Some of the links in this post may be affiliate links. This means if you click on the link and purchase the item, I will receive an affiliate commission at no extra cost to you...you're just helping re-supply our family's travel fund.
We’ve all been there — you’re having a conversation with someone and maybe divulged too much. The story about how all your family is crazy and then you go into a huge, cringe-worthy monologue about all the reasons why, when they were already convinced after the first story or two. I’ve been there.
We know that the secret to telling a great story is living one (it’s my motto!), and we also know that it’s important to storytell to sell. It’s also one of the most powerful things you can do to brand yourself and your business.
At what point is storytelling oversharing in business, though?
A few years ago, I had the pleasure of getting to meet Pat Flynn, who is notorious for sharing his monthly income statements. John Lee Dumas is also famous for sharing these. Seeing income statements at their level of business inspires many, and turns off others as bragging.
I’m in the former camp — I love when people share their monthly income statements! If I’m going to hire a business coach or mentor, I prefer to have proof of their financial success. Pat and John have made a name for themselves by doing this — it’s become part of their brand.
To rock or not rock?
Some marketers love to rock the boat. In fact, just last night I was scrolling through my newsfeed when a friend was dragging another coach through the mud — sharing their name and everything. The inner peacemaker in me cringed — yikes, that’s something I’d never share publicly!
Similarly, some people would never be as transparent as I am about my history of drug addiction, sex trafficking, teen pregnancy, abusive marriage, obesity struggles, parenting a child with SPD, and more. Some of you are probably recoiling just reading that, and that’s okay!
It took me a really long time to figure out that keeping my deeply personal stories of heartache and trauma to myself serves no one. I distinctly remember the first time that I shared my 123 LB weight loss transformation: I didn’t want people to see how bad things had gotten for me in just a couple years’ time. I threw up my before/after picture on social media, and quickly signed out. I panicked signing back in to see the damage I’d done.
To my surprise, there were over 400 likes, almost as many comments, and lots of shares on the transformation picture. All kinds of people were coming out of the woodwork to cheer me on and to ask me for help. My business completely transformed that day.
Because I was transparent, I was much more authentic than someone who didn’t have a story and were only sharing about a product.
You can choose what you keep private to avoid oversharing in business
The internet is forever. Anything can be captured, saved, and used against you in the future. I know, because it happened to me at the height of my depression. An alleged best friend printed out my entire Facebook post history over several years for my abusive ex-husband to use against me during our divorce and custody battle.
The same thing can happen in business, where there could be significant financial impact.

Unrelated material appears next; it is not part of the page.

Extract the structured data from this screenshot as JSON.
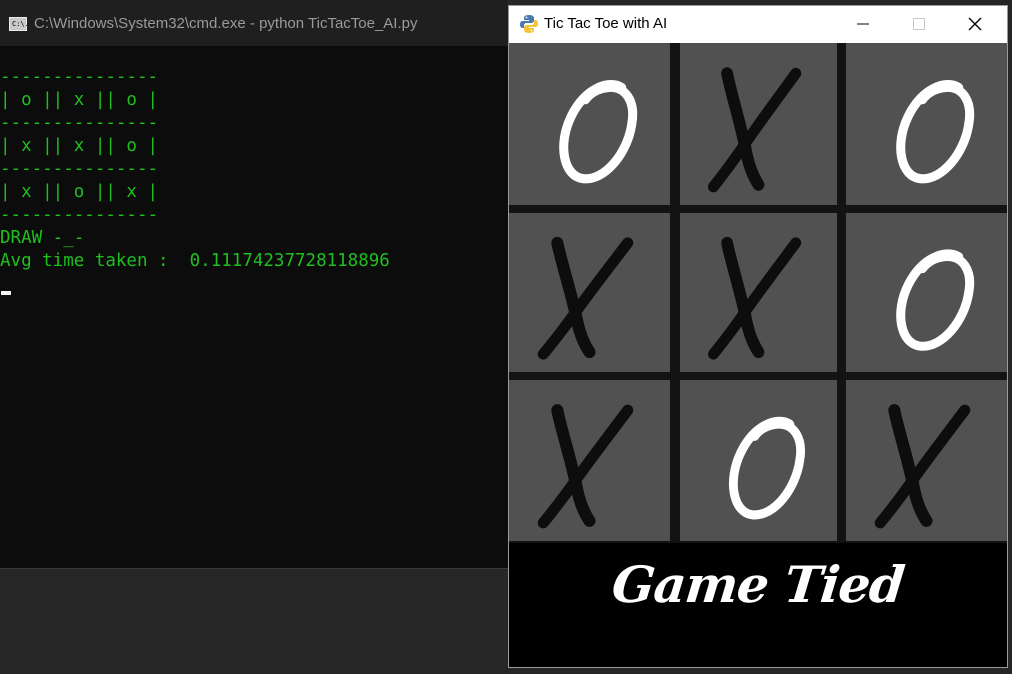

An overshare about a client could land you in court if you aren’t careful.
On Facebook, you have a personal profile as well as an opportunity to create a business page. I definitely suggest having both, as it’s technically against Facebook’s Terms of Service to conduct business via your personal profile.
Because I’ve been in business for nine years, inevitably people I know in business have migrated to my personal profile. I’m maxed out at 5,000 on my friends list, and have 2,000 followers just on the personal profile. This pales in comparison to the almost 60,000 followers I’ve got on my business page.
When it comes to your social media sharing, it’s important to pay close attention to not only what you say, but who you’re saying it to. Using privacy settings, contact lists, and even limiting who you add can help maintain privacy while still being transparent about your business offerings.
Because I want to surround myself with positive, uplifting people, I tend to keep my own posts pretty curated.
While privacy settings can help, a better way to keep your personal business away from prying eyes is to simply not post it at all. Think of every blog post, Tweet, Facebook status update and Instagram pic as a billboard. If you wouldn’t post it on the side of the highway for all who pass to read it, don’t put it online either. The chance that it will “leak” (despite your best efforts) is great, and once it’s out there, you will not ever get it back.
So think twice about those nasty replies, intimate details, and other confidential information. You just never know who might be reading, and they will affect your brand image.
The bottom line? Know your audience and know yourself. If you’re not comfortable sharing certain aspects of your life and business, chances are they won’t be comfortable hearing about it, either. It’s okay to maintain some privacy, even in this transparent world of online marketing.
Love this post on “How to know when you’re oversharing in business?” Please share on social media: